To assist land managers responsible for park management, we conducted a pilot study to examine small mammal assemblages at 7 riparian parks in suburban/urban landscapes and at 1 riparian site in mature forest, all located in central Pennsylvania. Species richness and diversity were lowest in parks containing manicured habitats and surrounded by human-modified landscapes. However, parks managed for passive recreation supported mammalian assemblages that were similar in richness and diversity to our mature riparian forest site. The mature riparian forest site contained four species of small mammals (eastern chipmunks [Tamias striatus], white-footed mice [Peromyscus leucopus], deer mice [P. maniculatus], and woodland jumping mice [Napeozapus insignis]), and Spring Creek Nature Park, a park managed to promote natural and native habitats, contained five species (short-tailed shrews [Blarina brevicauda], eastern chipmunks, white-footed mice, meadow voles [Microtus pennsylvanicus], and meadow jumping mice [Zapus hudsonius]). In contrast, parks located in more urban settings and consisting primarily of mowed habitat contained only 1 or 2 species of small mammals. We did not capture non-native species in our study. Based upon this study, we recommend locating parks along streams or other natural corridors, leaving unmowed 10-15-m buffers along streams, and planting native trees along stream corridors in order to encourage diversity of small mammals in suburban and urban parks.
|Original language||English (US)|
|Number of pages||8|

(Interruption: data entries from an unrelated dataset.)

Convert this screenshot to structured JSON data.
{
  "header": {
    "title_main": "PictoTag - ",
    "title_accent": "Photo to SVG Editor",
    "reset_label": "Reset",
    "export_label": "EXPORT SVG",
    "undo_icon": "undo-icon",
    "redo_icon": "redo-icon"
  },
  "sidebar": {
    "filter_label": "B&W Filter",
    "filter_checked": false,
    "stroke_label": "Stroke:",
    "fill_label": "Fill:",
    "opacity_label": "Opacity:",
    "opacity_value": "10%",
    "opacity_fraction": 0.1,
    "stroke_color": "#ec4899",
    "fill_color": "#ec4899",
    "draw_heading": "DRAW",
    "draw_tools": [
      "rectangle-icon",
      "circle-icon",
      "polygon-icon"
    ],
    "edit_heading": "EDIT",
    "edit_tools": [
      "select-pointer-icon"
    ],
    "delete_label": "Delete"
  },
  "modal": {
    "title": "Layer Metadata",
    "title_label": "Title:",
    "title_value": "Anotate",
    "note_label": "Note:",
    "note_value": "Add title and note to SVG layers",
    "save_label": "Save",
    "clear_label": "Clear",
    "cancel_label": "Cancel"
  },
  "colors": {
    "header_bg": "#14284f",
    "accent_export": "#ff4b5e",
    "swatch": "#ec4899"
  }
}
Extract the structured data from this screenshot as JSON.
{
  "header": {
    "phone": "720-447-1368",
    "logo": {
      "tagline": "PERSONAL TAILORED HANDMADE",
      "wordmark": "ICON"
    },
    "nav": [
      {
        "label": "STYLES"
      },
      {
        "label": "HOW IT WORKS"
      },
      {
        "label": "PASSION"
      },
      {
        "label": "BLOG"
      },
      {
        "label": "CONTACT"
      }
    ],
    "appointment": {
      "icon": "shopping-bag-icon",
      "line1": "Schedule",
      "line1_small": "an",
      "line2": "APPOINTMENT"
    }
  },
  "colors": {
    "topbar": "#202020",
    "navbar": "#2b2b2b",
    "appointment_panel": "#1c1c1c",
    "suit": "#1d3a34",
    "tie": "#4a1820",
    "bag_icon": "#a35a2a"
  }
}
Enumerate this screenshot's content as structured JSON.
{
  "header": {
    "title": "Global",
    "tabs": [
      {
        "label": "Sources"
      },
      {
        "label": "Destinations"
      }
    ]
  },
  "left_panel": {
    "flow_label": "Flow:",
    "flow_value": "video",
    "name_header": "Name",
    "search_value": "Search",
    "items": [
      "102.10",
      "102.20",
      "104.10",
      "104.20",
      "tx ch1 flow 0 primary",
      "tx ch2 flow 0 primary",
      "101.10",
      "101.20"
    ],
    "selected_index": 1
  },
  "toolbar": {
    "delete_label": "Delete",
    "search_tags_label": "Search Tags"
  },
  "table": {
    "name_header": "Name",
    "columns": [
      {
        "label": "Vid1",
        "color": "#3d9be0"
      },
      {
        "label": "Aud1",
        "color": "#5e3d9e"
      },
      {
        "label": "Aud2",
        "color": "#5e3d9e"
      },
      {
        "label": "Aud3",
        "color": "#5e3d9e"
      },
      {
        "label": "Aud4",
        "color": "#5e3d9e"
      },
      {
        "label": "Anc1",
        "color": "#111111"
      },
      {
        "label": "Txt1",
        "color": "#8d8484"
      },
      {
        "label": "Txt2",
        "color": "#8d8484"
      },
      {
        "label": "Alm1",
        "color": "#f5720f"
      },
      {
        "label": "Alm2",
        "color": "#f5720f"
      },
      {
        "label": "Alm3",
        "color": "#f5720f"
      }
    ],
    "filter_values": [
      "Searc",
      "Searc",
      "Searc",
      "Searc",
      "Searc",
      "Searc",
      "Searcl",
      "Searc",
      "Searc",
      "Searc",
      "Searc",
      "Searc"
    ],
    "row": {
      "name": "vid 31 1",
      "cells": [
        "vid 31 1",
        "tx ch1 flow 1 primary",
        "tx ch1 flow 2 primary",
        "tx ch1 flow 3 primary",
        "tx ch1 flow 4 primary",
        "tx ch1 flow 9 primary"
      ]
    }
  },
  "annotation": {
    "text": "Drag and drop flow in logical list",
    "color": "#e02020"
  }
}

|State||Published - Dec 1 2005|
All Science Journal Classification (ASJC) codes
- Ecology, Evolution, Behavior and Systematics